The resignation of the Italian prime minister Matteo Renzi, following defeat in a constitutional referendum on 4 December, was the moment at which some believed that Europe would be overwhelmed. Among the champions of the No campaign were the anti-euro Five Star Movement (which has led in some recent opinion polls) and the separatist Lega Nord. Opponents of the EU, such as Nigel Farage, hailed the result as a rejection of the single currency.

An Italian exit, if not unthinkable, is far from inevitable, however. The No campaign comprised not only Eurosceptics but pro-Europeans such as the former prime minister Mario Monti and members of Mr Renzi’s liberal-centrist Democratic Party. Few voters treated the referendum as a judgement on the monetary union.

To achieve withdrawal from the euro, the populist Five Star Movement would need first to form a government (no easy task under Italy’s complex multiparty system), then amend the constitution to allow a public vote on Italy’s membership of the currency. Opinion polls continue to show a majority opposed to the return of the lira.

But Europe faces far more immediate dangers. Italy’s fragile banking system has been imperilled by the referendum result and the accompanying fall in investor confidence.
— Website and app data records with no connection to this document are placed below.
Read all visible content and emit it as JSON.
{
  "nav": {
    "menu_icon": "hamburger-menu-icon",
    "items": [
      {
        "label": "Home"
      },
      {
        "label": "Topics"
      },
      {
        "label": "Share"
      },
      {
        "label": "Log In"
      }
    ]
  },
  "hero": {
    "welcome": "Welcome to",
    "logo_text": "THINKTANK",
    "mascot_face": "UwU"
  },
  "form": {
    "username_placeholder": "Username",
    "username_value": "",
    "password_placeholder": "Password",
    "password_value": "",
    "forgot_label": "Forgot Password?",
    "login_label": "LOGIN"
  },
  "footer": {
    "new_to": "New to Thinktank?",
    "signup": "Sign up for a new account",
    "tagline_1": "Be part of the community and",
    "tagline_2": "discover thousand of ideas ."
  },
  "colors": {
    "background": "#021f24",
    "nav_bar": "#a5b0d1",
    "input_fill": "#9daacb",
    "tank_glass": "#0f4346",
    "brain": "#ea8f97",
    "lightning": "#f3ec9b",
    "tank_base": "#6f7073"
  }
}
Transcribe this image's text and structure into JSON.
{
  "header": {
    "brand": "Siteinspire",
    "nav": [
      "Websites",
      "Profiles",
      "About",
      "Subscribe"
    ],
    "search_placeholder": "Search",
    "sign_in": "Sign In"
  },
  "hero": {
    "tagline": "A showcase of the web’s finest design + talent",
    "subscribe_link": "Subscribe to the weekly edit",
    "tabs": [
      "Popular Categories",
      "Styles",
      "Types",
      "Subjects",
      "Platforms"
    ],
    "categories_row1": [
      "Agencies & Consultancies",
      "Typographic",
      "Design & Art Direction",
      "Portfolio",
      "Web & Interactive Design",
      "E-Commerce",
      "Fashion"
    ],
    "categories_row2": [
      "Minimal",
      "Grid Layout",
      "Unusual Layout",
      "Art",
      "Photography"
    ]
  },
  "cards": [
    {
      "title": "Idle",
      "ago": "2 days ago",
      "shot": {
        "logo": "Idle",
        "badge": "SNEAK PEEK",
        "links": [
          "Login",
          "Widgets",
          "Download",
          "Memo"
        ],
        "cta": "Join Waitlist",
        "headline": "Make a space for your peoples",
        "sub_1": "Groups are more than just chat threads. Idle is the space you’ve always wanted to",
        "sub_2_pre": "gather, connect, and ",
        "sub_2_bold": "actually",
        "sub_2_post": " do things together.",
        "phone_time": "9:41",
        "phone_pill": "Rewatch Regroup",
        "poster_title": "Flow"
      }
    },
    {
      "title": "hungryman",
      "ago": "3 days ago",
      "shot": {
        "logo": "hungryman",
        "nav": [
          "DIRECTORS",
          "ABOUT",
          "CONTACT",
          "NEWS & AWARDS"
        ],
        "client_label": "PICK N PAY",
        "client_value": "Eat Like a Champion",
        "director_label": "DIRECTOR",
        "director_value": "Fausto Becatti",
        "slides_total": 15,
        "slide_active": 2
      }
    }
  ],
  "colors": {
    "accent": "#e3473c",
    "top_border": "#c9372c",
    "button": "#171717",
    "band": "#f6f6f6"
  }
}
In the absence of state aid, the Banca Monte dei Paschi di Siena, the world’s oldest bank, could soon face ruin. Italy’s national debt stands at 132 per cent of GDP, severely limiting its firepower, and its financial sector has amassed $360bn of bad loans. The risk is of a new financial crisis that spreads across the eurozone.

EU leaders’ record to date does not encourage optimism. Seven years after the Greek crisis began, the German government is continuing to advocate the failed path of austerity. On 4 December, Germany’s finance minister, Wolfgang Schäuble, declared that Greece must choose between unpopular “structural reforms” (a euphemism for austerity) or withdrawal from the euro. He insisted that debt relief “would not help” the immiserated country.

Yet the argument that austerity is unsustainable is now heard far beyond the Syriza government. The International Monetary Fund is among those that have demanded “unconditional” debt relief. Under the current bailout terms, Greece’s interest payments on its debt (roughly €330bn) will continually rise, consuming 60 per cent of its budget by 2060. The IMF has rightly proposed an extended repayment period and a fixed interest rate of 1.5 per cent. Faced with German intransigence, it is refusing to provide further funding.

Ever since the European Central Bank president, Mario Draghi, declared in 2012 that he was prepared to do “whatever it takes” to preserve the single currency, EU member states have relied on monetary policy to contain the crisis. This complacent approach could unravel. From the euro’s inception, economists have warned of the dangers of a monetary union that is unmatched by fiscal and political union. The UK, partly for these reasons, wisely rejected membership, but other states have been condemned to stagnation. As Felix Martin writes on page 15, “Italy today is worse off than it was not just in 2007, but in 1997. National output per head has stagnated for 20 years – an astonishing . . . statistic.”

Germany’s refusal to support demand (having benefited from a fixed exchange rate) undermined the principles of European solidarity and shared prosperity. German unemployment has fallen to 4.1 per cent, the lowest level since 1981, but joblessness is at 23.4 per cent in Greece, 19 per cent in Spain and 11.6 per cent in Italy. The youngest have suffered most. Youth unemployment is 46.5 per cent in Greece, 42.6 per cent in Spain and 36.4 per cent in Italy. No social model should tolerate such waste.

“If the euro fails, then Europe fails,” the German chancellor, Angela Merkel, has often asserted. Yet it does not follow that Europe will succeed if the euro survives. The continent that once aspired to be a rival superpower to the US is now a byword for decline, and ethnic nationalism and right-wing populism are thriving. In these circumstances, the surprise has been not voters’ intemperance, but their patience.

This article first appeared in the 08 December 2016 issue of the New Statesman, Brexit to Trump